The present study uses unconstrainted structural equation model to explore the interactive effects of adolescents’ Neuroticism and internet service preference on internet addiction, by surveying a sample of 339 adolescents through questionnaires. Results from this study indicate that the interactive effects of adolescents’ Neuroticism and internet social, recreational and information service preference, except business service preference, are significant: (1) On average effect, adolescents’ Neuroticism, internet social, recreational, and business service preference have a positive effect on internet addiction, and internet information service preference has no significant effect on internet addiction; (2) Neuroticism moderates the relationships between internet social, recreational, business service preference and internet addiction. Especially, these relationships are stronger for adolescents high in Neuroticism; (3) Further slope tests indicate that, for high Neuroticism adolescents, internet information service preference still has no effect on internet addiction; for low Neuroticism adolescents, internet social and recreational service preference have no significant effect on internet addiction

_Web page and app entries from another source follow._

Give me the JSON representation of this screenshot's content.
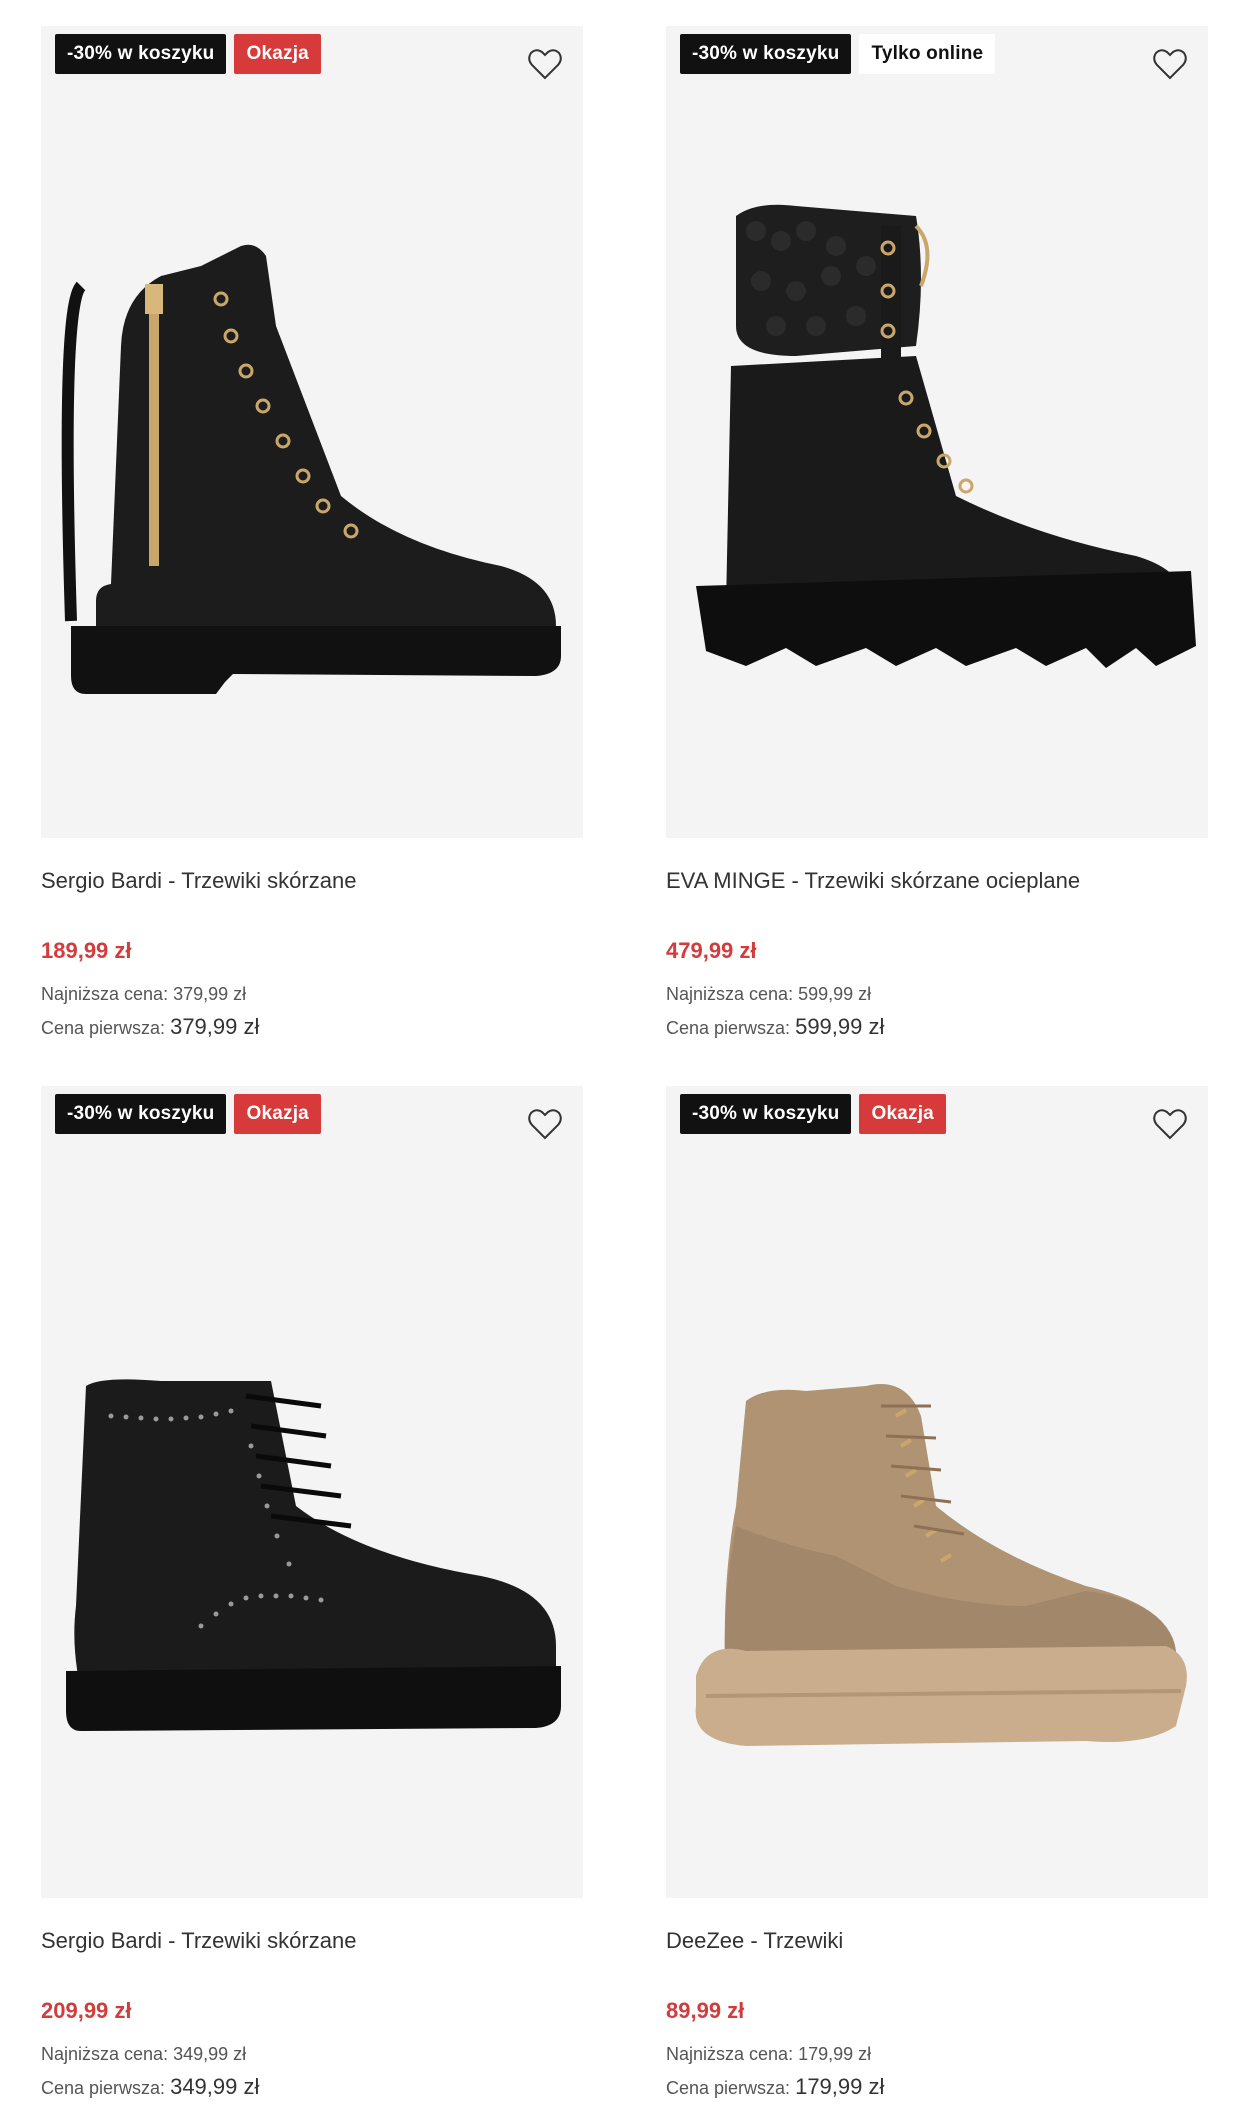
{
  "products": [
    {
      "badges": [
        "-30% w koszyku",
        "Okazja"
      ],
      "title": "Sergio Bardi - Trzewiki skórzane",
      "price": "189,99 zł",
      "lowest_label": "Najniższa cena:",
      "lowest_value": "379,99 zł",
      "first_label": "Cena pierwsza:",
      "first_value": "379,99 zł"
    },
    {
      "badges": [
        "-30% w koszyku",
        "Tylko online"
      ],
      "title": "EVA MINGE - Trzewiki skórzane ocieplane",
      "price": "479,99 zł",
      "lowest_label": "Najniższa cena:",
      "lowest_value": "599,99 zł",
      "first_label": "Cena pierwsza:",
      "first_value": "599,99 zł"
    },
    {
      "badges": [
        "-30% w koszyku",
        "Okazja"
      ],
      "title": "Sergio Bardi - Trzewiki skórzane",
      "price": "209,99 zł",
      "lowest_label": "Najniższa cena:",
      "lowest_value": "349,99 zł",
      "first_label": "Cena pierwsza:",
      "first_value": "349,99 zł"
    },
    {
      "badges": [
        "-30% w koszyku",
        "Okazja"
      ],
      "title": "DeeZee - Trzewiki",
      "price": "89,99 zł",
      "lowest_label": "Najniższa cena:",
      "lowest_value": "179,99 zł",
      "first_label": "Cena pierwsza:",
      "first_value": "179,99 zł"
    }
  ],
  "icons": {
    "wishlist": "heart-outline-icon"
  },
  "colors": {
    "sale_price": "#d23c3c",
    "okazja_badge": "#d63a3a",
    "promo_badge": "#111111",
    "image_bg": "#f4f4f4"
  }
}
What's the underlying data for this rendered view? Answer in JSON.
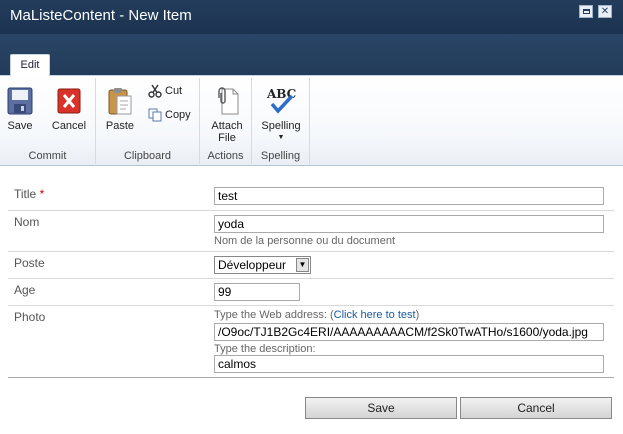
{
  "window": {
    "title": "MaListeContent - New Item"
  },
  "ribbon": {
    "tab": "Edit",
    "groups": {
      "commit": {
        "label": "Commit",
        "save": "Save",
        "cancel": "Cancel"
      },
      "clipboard": {
        "label": "Clipboard",
        "paste": "Paste",
        "cut": "Cut",
        "copy": "Copy"
      },
      "actions": {
        "label": "Actions",
        "attach_line1": "Attach",
        "attach_line2": "File"
      },
      "spelling": {
        "label": "Spelling",
        "spelling": "Spelling",
        "icon_text": "ABC"
      }
    }
  },
  "form": {
    "title": {
      "label": "Title",
      "required_mark": "*",
      "value": "test"
    },
    "nom": {
      "label": "Nom",
      "value": "yoda",
      "hint": "Nom de la personne ou du document"
    },
    "poste": {
      "label": "Poste",
      "value": "Développeur"
    },
    "age": {
      "label": "Age",
      "value": "99"
    },
    "photo": {
      "label": "Photo",
      "url_hint_prefix": "Type the Web address: (",
      "url_hint_link": "Click here to test",
      "url_hint_suffix": ")",
      "url_value": "/O9oc/TJ1B2Gc4ERI/AAAAAAAAACM/f2Sk0TwATHo/s1600/yoda.jpg",
      "desc_hint": "Type the description:",
      "desc_value": "calmos"
    }
  },
  "buttons": {
    "save": "Save",
    "cancel": "Cancel"
  },
  "colors": {
    "title_bar": "#243d5c",
    "required": "#bf0000",
    "link": "#1a5aa0"
  }
}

These two studies extended existing research on job analysis ratings of identical jobs in several ways. First, we examined the effect of job performance on job analysis ratings with individual demographic variables controlled for. The resulting partial correlations from the first study were different or moderately different from the zero-order correlations without partialling out the demographic variations. Second, following the suggestion by Lindel et al. (1998) and Van Iddekinge et al. (2005) that organizational level variables may affect job analysis ratings of the same job in different organizations, we explored the influence of task performance on job analysis ratings of one job in one organization. Therefore, in each study, the potential effects of possible organization-level variables on job analysis ratings were controlled for. In many ways, our analyses ensured a relatively stringent evaluation of the effects of job performance on job analysis ratings. Third, the findings indicated that task performance influenced job analysis ratings of many scales, including level ratings and importance ratings. Fourth, consistent with Borman et al (1992), the present results suggest that differences in job analysis ratings may reflect real differences, either among tasks assigned to different job incumbents under identical job titles or differences in ways by which job incumbents complete the same task. One practical implication is that, when conducting job analysis in organizations, practitioners need to consider the potential influence of task performance on incumbents’ job analysis ratings as well as individual demographic variables.
Mediated Moderator and Moderated Mediator